YOUR OBJECTIVE:
Lines with the word "Audio" are the ones wanted. Copy each of them from the entries below.

RECORDS SHOWN:

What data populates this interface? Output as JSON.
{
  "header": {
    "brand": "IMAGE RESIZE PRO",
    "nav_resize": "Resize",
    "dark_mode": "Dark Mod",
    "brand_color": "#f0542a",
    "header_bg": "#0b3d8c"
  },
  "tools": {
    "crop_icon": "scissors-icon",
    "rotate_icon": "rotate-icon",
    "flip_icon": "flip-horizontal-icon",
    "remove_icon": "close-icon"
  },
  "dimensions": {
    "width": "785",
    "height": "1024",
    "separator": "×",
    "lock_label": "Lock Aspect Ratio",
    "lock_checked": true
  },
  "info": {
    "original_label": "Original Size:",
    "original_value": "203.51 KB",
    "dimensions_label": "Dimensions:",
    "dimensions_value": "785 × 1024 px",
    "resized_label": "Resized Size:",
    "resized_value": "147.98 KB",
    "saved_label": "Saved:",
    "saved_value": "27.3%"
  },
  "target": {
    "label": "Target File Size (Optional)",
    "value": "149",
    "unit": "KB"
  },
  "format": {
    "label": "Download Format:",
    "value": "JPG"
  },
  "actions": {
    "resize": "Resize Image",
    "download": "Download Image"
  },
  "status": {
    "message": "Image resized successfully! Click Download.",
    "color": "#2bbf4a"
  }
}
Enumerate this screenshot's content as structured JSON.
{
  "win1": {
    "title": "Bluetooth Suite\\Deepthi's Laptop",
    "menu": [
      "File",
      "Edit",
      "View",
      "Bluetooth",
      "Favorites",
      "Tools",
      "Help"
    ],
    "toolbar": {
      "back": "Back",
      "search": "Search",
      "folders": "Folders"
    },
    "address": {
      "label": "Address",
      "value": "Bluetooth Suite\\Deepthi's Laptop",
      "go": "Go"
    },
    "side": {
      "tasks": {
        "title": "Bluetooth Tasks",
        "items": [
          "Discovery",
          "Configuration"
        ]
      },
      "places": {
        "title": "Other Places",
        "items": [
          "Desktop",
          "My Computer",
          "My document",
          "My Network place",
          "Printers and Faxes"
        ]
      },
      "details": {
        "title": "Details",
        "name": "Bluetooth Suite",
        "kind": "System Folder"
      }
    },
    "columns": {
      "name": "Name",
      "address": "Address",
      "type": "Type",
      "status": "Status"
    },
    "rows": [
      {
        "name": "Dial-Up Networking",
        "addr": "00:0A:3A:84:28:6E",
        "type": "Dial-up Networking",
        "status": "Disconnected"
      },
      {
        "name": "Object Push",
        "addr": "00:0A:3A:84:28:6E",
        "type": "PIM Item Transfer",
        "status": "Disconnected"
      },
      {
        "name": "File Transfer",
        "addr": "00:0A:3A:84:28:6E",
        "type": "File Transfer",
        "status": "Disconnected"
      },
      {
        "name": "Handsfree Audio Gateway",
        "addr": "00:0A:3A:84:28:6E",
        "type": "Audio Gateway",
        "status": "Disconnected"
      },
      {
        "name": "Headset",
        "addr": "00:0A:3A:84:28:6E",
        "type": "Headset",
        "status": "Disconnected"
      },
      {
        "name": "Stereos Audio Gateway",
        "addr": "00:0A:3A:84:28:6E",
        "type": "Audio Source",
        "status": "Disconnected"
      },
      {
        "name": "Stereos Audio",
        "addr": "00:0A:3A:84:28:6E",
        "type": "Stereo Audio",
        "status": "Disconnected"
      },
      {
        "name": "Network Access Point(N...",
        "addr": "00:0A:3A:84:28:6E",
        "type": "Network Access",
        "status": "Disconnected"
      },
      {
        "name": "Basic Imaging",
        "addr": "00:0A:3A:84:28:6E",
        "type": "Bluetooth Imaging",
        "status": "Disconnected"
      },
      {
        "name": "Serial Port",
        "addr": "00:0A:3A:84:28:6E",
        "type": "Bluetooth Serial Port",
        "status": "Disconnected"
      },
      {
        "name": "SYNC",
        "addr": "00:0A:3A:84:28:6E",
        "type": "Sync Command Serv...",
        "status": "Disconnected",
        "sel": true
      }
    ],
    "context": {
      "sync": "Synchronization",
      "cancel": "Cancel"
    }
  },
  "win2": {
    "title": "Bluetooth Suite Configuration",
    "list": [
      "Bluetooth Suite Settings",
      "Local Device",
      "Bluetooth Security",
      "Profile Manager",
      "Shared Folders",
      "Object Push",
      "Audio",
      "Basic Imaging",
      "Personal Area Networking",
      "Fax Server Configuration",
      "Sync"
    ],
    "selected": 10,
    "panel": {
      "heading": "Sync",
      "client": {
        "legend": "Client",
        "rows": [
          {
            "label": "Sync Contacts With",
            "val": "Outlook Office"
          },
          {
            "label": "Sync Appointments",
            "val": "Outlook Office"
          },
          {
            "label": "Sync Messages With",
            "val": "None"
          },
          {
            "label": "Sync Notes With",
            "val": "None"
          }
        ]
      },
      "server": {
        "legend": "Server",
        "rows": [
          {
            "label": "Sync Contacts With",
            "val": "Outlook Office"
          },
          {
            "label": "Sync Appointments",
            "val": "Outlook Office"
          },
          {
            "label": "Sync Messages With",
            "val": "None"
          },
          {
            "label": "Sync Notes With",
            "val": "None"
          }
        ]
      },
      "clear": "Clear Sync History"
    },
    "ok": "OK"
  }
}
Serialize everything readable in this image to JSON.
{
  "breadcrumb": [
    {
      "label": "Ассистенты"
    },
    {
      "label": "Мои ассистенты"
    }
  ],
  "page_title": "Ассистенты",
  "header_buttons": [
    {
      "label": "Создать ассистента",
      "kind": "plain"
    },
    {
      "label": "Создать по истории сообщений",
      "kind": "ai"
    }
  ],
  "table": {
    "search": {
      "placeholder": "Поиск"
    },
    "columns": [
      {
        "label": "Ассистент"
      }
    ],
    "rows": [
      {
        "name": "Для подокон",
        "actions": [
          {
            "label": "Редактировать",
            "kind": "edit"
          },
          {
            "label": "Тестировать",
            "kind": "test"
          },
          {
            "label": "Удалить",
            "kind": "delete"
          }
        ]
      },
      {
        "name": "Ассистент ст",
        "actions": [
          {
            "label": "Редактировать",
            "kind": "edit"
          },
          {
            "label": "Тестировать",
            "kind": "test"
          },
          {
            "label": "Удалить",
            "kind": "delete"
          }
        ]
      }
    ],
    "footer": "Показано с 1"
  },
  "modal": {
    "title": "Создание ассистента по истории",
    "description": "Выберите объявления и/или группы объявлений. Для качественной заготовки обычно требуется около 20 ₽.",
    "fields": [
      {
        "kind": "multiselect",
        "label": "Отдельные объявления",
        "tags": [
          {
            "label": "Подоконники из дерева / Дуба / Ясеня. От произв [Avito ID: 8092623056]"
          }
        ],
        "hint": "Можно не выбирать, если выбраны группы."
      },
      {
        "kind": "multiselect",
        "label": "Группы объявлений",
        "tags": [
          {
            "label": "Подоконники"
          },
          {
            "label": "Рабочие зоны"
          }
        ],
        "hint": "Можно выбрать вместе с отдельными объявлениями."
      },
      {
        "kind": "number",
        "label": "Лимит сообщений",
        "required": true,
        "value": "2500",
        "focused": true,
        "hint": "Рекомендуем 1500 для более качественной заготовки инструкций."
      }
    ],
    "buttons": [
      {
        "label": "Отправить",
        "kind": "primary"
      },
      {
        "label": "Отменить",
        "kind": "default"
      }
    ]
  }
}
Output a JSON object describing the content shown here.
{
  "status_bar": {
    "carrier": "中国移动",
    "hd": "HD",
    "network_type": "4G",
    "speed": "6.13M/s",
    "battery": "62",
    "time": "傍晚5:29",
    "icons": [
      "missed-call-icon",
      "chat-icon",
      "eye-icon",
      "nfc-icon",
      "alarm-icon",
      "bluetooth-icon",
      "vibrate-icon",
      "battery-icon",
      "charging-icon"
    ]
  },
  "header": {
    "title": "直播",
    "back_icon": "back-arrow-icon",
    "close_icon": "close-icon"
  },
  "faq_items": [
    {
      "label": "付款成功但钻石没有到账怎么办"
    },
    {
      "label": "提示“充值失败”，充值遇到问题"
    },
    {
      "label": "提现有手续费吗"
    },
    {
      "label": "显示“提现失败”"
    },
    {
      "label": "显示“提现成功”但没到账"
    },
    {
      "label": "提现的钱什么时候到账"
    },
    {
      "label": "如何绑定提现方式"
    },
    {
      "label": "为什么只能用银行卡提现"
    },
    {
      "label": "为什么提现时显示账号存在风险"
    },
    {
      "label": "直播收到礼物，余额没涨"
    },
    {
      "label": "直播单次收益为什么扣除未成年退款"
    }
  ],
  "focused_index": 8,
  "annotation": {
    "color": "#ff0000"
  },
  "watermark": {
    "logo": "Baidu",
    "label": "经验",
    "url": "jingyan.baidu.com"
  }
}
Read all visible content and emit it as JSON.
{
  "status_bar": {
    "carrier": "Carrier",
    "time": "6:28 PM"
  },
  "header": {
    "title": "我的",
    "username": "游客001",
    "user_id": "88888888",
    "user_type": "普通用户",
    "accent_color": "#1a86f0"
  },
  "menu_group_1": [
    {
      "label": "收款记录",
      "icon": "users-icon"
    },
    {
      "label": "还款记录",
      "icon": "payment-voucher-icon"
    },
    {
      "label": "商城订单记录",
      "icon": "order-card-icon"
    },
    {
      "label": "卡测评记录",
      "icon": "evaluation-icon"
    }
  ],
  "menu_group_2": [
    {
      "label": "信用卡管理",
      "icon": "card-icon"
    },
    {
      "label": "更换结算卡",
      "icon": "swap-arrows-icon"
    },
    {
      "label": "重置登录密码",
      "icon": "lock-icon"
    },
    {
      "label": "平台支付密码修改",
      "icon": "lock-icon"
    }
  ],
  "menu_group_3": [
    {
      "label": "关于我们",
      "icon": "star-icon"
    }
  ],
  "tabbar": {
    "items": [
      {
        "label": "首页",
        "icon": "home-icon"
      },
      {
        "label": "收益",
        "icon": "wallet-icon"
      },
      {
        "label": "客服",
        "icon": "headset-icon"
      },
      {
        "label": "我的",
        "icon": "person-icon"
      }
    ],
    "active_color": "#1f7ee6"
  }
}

ANSWER TO THE EXERCISE:
        "name": "Handsfree Audio Gateway",
        "type": "Audio Gateway",
        "name": "Stereos Audio Gateway",
        "type": "Audio Source",
        "name": "Stereos Audio",
        "type": "Stereo Audio",
      "Audio",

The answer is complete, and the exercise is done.